* _ACTIVITY_
Whenever a line carries the word "screenshot", pull it out of the entries.

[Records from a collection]
***

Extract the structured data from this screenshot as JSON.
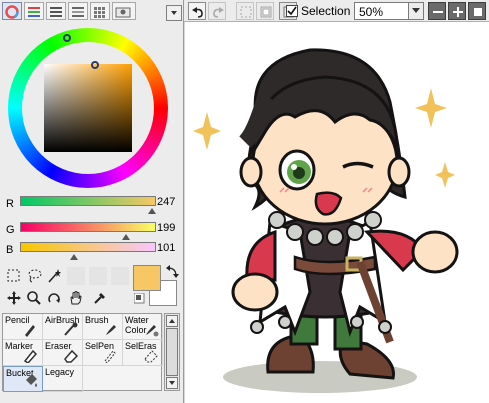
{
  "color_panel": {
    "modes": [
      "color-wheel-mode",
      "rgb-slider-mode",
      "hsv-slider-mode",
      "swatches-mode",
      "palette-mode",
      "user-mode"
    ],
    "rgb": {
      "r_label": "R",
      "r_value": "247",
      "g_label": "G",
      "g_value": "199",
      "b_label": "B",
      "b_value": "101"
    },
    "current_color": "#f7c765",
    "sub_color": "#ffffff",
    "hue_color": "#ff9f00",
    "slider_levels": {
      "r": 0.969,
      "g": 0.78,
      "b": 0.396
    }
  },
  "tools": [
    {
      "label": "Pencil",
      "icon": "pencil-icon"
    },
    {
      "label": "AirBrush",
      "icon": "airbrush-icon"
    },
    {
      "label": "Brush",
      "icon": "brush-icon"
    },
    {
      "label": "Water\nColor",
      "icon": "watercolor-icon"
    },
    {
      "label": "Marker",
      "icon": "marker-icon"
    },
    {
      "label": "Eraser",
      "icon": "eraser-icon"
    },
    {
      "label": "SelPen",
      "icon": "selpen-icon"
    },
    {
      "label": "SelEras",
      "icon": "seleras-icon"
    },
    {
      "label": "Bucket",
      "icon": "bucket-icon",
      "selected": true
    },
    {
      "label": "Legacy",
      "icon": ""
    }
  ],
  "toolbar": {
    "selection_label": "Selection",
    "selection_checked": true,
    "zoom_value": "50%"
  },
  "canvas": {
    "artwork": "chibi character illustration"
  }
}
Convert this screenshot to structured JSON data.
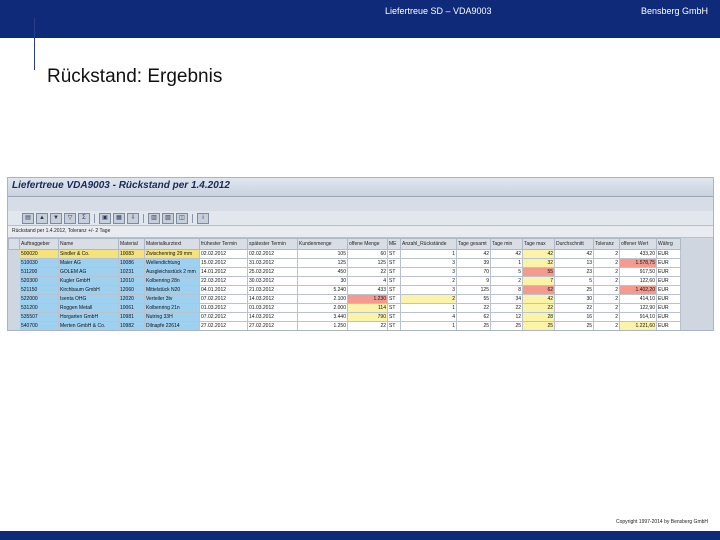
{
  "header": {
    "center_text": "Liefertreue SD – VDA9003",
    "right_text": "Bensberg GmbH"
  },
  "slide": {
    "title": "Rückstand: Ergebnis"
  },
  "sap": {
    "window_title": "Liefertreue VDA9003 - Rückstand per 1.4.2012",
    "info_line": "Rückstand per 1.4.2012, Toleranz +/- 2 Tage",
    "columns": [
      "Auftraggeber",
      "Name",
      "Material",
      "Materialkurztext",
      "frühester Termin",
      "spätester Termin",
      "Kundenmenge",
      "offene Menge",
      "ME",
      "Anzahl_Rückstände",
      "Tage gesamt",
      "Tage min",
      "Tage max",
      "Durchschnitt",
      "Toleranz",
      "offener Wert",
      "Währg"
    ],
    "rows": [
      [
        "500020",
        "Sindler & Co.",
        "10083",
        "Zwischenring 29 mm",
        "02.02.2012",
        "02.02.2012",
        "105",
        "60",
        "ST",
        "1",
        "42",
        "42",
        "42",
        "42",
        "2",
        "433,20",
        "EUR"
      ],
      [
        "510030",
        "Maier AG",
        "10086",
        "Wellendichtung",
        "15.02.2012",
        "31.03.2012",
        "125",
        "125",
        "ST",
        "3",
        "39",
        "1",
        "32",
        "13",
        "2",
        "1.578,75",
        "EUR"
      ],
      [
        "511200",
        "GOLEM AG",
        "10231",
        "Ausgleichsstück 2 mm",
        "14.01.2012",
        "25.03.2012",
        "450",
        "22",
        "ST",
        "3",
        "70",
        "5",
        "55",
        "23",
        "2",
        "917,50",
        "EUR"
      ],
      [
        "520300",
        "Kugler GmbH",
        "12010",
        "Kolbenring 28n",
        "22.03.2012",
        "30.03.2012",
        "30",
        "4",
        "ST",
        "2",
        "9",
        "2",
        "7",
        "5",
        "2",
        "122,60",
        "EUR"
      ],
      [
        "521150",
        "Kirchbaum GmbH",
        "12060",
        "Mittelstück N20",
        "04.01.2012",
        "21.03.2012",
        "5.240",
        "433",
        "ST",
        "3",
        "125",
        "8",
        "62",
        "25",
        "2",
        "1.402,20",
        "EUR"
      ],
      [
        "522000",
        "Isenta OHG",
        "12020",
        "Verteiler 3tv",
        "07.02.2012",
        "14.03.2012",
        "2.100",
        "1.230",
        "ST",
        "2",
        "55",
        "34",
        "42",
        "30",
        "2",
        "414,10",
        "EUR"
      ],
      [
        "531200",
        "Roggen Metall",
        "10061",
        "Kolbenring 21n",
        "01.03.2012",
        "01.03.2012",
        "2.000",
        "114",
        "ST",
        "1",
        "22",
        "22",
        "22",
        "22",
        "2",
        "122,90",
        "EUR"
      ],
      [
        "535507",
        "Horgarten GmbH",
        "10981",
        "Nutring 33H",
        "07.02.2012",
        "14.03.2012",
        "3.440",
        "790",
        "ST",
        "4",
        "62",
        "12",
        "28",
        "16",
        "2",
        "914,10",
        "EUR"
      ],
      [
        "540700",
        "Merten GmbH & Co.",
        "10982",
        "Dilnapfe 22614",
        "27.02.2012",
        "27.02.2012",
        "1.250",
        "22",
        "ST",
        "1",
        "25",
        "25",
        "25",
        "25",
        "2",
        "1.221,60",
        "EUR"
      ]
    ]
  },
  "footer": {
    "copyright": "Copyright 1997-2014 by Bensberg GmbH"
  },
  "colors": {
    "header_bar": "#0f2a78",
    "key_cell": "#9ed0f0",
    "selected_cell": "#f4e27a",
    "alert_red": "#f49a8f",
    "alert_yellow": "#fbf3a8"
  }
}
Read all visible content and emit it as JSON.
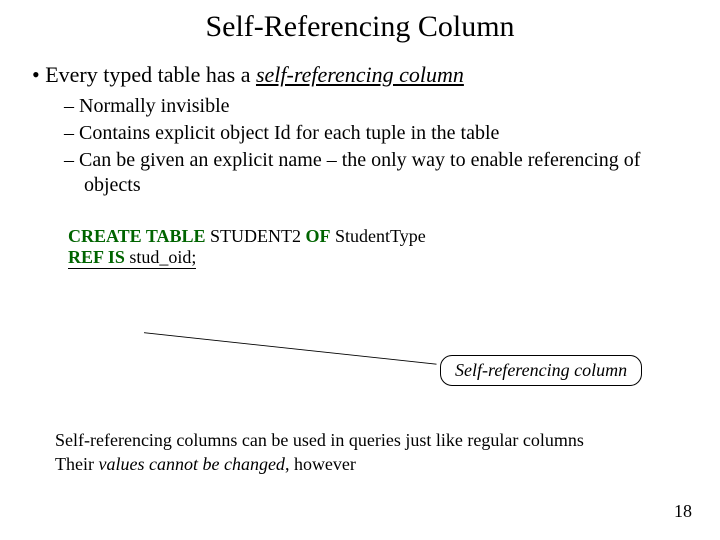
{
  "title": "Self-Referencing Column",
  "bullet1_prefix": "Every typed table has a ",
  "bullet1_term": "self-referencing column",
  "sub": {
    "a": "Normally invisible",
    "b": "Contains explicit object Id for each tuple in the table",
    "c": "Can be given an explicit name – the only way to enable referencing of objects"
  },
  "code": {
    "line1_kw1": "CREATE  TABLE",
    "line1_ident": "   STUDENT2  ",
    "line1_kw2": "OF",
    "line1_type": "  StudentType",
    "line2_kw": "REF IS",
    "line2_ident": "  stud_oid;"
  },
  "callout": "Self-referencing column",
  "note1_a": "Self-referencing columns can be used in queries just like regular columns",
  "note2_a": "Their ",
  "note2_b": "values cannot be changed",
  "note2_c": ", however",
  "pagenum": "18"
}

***

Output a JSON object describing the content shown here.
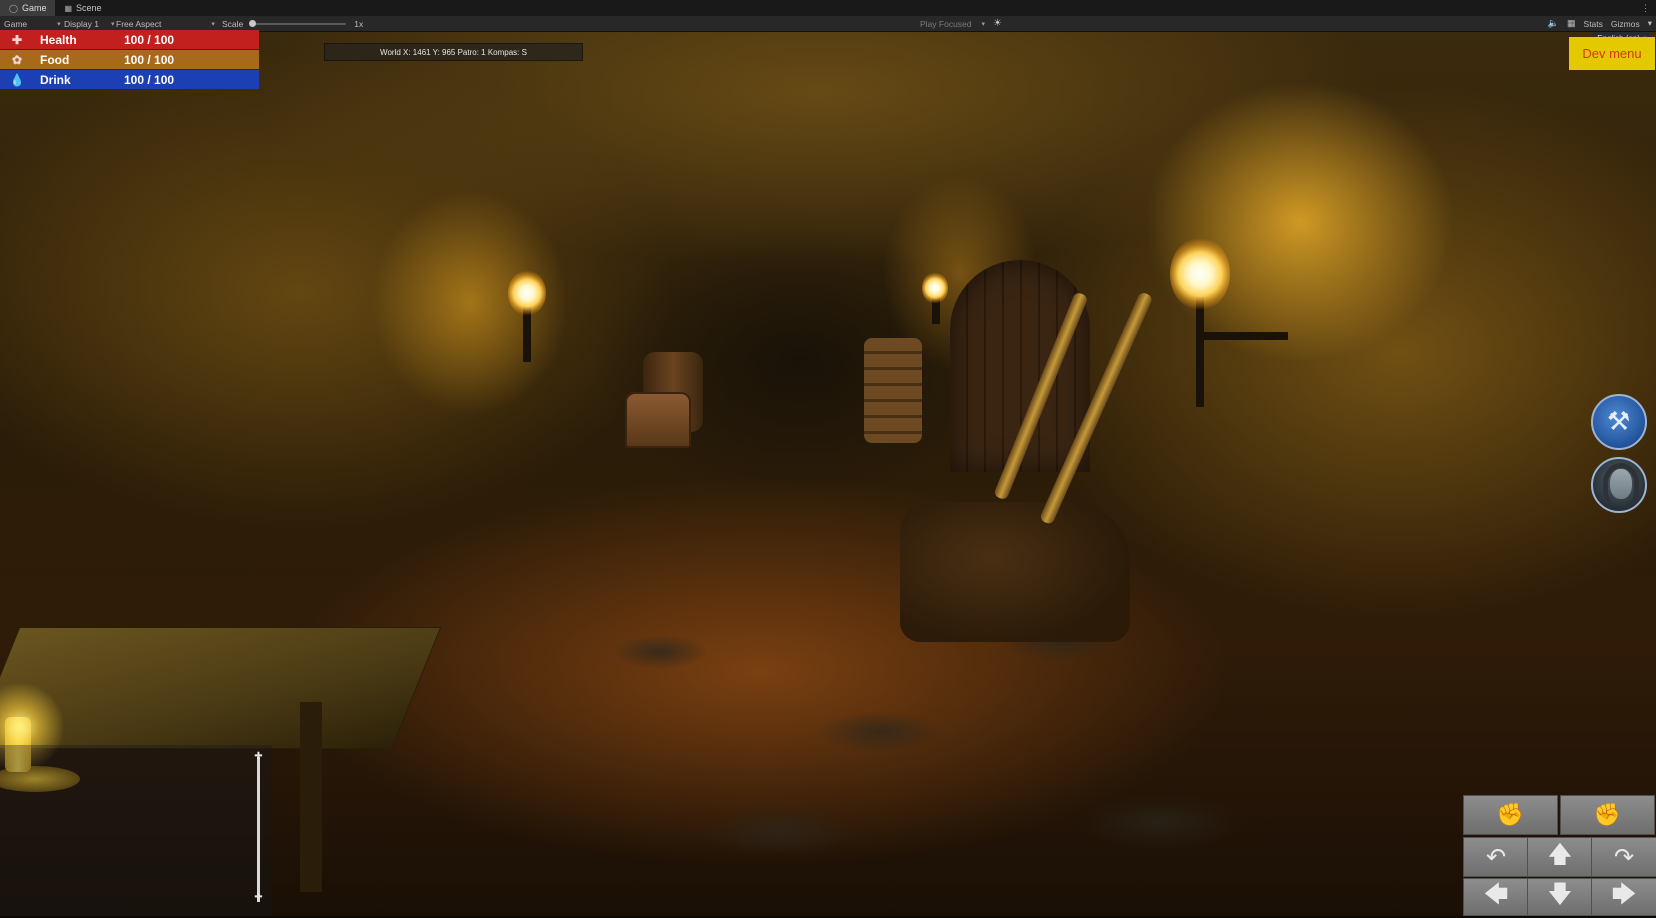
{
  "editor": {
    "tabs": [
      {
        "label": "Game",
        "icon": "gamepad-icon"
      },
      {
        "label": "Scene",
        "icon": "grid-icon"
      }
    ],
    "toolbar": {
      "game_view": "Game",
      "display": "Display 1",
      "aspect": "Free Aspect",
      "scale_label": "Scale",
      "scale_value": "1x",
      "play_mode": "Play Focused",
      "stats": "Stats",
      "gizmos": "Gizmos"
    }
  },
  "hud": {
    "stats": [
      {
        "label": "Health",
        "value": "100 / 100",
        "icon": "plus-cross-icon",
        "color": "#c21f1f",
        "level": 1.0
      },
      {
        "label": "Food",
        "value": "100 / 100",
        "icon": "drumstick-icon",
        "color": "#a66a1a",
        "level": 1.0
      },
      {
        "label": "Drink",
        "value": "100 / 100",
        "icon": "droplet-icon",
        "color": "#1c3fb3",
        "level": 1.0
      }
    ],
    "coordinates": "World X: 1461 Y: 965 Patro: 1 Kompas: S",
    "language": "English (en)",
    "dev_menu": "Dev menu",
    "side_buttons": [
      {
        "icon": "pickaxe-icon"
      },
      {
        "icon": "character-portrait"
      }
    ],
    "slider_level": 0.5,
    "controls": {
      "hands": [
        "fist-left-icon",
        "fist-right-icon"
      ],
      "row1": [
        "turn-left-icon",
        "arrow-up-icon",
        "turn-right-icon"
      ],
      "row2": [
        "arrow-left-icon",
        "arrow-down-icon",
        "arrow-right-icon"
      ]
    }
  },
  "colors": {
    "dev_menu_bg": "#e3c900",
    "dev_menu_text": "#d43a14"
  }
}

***

* _SOLUTION_
Extract the structured data from this screenshot as JSON.
Convert this screenshot to structured JSON data.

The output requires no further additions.